Motion integration issues, along with maintainability and connectivity to automation, are very important to manufacturing success. Unfortunately, the motion control market is very fragmented, encompassing a wide variety of incompatible systems and solutions. In practice this means that architecture and software tools for development, installation, and maintenance will differ widely. This incompatibility induces considerable costs.

This changing environment, combined with the ‘classical’ PLC environment integrating more motion control, created a basis for standardization. This vision is shared among many suppliers as part of the PLCopen organization-and resulted in the definition of a PLCopen Motion Control Profile. It is a standard in the programming environment, to harmonize access of motion control functionality across platforms.

This standardization is accomplished through defining libraries of reusable components. The result is less hardware dependent programming, increased reusability of application software, reduced costs for training and support, and applications scalable across different levels of control. The libraries are based on IEC 61131-3 Function Blocks. They standardize interfaces and functionality allowing implementation on multiple platforms. Data hiding and encapsulation further enable use on different architectures, for instance, distributed control. It is open to existing and future technologies. Overall, the standardization is expected to cover around 80% of the motion control market.

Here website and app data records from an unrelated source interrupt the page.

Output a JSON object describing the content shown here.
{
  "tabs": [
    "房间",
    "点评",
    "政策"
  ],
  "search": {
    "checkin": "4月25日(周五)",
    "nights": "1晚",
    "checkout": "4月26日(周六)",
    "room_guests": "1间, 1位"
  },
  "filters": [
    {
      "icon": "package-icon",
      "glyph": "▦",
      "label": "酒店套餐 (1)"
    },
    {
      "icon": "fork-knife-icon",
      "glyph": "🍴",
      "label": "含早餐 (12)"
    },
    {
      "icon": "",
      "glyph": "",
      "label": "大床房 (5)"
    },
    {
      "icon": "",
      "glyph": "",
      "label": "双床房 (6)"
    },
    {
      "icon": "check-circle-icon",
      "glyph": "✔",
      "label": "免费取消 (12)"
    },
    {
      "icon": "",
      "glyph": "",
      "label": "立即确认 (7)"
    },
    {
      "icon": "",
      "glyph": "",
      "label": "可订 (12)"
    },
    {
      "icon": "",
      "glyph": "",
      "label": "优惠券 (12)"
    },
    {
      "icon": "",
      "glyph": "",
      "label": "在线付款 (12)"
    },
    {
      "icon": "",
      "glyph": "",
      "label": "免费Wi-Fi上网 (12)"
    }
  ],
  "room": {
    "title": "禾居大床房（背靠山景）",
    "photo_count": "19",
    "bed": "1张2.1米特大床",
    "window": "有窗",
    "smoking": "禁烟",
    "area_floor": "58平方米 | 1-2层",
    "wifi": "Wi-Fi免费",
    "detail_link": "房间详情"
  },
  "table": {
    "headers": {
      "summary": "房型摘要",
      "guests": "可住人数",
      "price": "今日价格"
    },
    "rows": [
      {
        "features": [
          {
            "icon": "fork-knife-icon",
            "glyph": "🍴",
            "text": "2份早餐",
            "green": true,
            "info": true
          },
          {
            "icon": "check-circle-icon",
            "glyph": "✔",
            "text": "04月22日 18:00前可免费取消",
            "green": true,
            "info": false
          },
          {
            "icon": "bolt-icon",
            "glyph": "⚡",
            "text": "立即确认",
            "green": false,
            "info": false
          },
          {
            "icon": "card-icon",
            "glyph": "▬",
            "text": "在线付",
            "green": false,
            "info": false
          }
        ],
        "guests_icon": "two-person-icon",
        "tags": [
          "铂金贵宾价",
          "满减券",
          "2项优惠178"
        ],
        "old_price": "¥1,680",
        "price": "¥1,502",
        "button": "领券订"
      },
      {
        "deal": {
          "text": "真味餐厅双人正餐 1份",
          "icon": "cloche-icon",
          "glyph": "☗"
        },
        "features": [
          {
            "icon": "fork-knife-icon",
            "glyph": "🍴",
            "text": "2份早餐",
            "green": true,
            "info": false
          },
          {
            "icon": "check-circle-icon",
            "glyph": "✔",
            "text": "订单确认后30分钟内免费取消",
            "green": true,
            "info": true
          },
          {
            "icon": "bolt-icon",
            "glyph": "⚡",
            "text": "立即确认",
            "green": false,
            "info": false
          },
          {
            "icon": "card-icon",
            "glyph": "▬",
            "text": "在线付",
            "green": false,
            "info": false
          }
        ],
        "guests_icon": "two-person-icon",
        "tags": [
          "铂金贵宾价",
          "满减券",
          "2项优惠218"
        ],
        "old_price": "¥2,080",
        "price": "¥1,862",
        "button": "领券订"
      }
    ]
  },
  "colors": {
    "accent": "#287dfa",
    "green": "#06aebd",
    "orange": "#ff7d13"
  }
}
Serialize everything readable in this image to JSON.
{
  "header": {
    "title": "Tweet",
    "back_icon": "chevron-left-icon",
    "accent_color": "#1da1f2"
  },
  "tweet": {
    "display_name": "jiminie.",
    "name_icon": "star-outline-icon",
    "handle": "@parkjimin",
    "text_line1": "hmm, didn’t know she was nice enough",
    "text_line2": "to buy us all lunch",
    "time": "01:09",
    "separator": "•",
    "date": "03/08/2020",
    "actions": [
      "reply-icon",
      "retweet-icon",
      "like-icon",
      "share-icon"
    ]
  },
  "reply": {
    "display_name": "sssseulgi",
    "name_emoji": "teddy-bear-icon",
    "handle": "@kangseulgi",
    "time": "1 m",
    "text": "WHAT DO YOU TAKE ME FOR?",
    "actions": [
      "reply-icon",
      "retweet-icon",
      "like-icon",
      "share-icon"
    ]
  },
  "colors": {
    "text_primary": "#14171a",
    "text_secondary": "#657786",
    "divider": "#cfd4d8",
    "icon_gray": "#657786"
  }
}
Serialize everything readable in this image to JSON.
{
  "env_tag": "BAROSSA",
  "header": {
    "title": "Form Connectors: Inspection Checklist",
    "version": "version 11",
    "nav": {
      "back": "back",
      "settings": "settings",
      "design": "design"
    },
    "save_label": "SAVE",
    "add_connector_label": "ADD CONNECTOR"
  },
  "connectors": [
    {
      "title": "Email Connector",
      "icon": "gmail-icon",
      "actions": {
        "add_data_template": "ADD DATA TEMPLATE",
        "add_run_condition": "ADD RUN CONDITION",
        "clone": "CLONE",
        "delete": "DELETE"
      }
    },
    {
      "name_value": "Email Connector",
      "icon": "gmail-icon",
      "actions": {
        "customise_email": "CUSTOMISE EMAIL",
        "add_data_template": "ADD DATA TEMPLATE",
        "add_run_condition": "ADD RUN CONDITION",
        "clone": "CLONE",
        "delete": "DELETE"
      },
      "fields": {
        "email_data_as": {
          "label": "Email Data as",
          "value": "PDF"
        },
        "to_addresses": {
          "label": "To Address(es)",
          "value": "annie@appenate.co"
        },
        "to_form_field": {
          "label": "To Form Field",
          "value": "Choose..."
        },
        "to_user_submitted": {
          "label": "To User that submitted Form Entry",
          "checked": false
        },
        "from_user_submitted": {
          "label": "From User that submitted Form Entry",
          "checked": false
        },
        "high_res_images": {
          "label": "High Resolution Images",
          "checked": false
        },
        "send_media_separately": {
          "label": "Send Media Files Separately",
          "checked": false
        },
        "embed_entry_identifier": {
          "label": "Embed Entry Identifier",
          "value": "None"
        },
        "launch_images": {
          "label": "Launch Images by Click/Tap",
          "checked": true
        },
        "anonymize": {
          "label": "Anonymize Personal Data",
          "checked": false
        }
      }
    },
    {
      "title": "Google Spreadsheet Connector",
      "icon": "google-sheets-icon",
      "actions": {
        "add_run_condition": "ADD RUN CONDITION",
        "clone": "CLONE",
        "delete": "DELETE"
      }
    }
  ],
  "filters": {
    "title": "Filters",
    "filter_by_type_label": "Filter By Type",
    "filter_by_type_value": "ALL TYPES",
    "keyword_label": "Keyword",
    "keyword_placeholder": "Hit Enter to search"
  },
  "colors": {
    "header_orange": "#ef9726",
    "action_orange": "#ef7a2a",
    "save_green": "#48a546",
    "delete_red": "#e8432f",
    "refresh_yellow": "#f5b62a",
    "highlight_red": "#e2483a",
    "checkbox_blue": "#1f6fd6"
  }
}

The PLCopen task force has defined the following goals for the definition of motion control function blocks:

Simplicity or ease of use for installation & maintenance;

Efficiency in the number of Function Blocks as well as efficiency in design;

Consistency by conforming to IEC 61131-3 standard;

Universality, that is, hardware independent;

Flexibility for future extensions and range of application; and


Function Blocks are the software equivalent of electronic chips. They contain inputs and outputs, with the associated names and data types. Each Function Block contains code to give functionality, and map it to the corresponding environment. The user only sees the interface. The code is hidden-this is called data encapsulation and hiding. A small example of two Function Blocks operating on the same axis is shown in the graphic. Access to the axis is via the Axis_Ref. This is a data-structure describing the drive. All Function Blocks have access to this reference, so the user does not have to know all the internals of the drive or architecture used.

A set of single axis Function Blocks has been defined. The set comprises:

MC_MoveAbsolute; Relative; Additive; Superimposed;

MC_MoveContinuous; Velocity

MC_ReadActualPosition; Read Status; ReadAxisError; Reset

MC_ReadParameter; ReadBool Parameter; WriteParameter;

MC_PositionProfile; VelocityProfile; AccelerationProfile

MC_Home; Power; Stop In addition the task force has defined a small set of blocks for synchronized multi-axis support:

MC_Cam Tableselect; Cam In; Cam Out

MC_Gear In; Gear Out


Standardization in the fragmented motion control area is crucial. The PLCopen Motion Control Profile is one such standard.

Information supplied by Jeremy Pollard, North American representative of PLCopen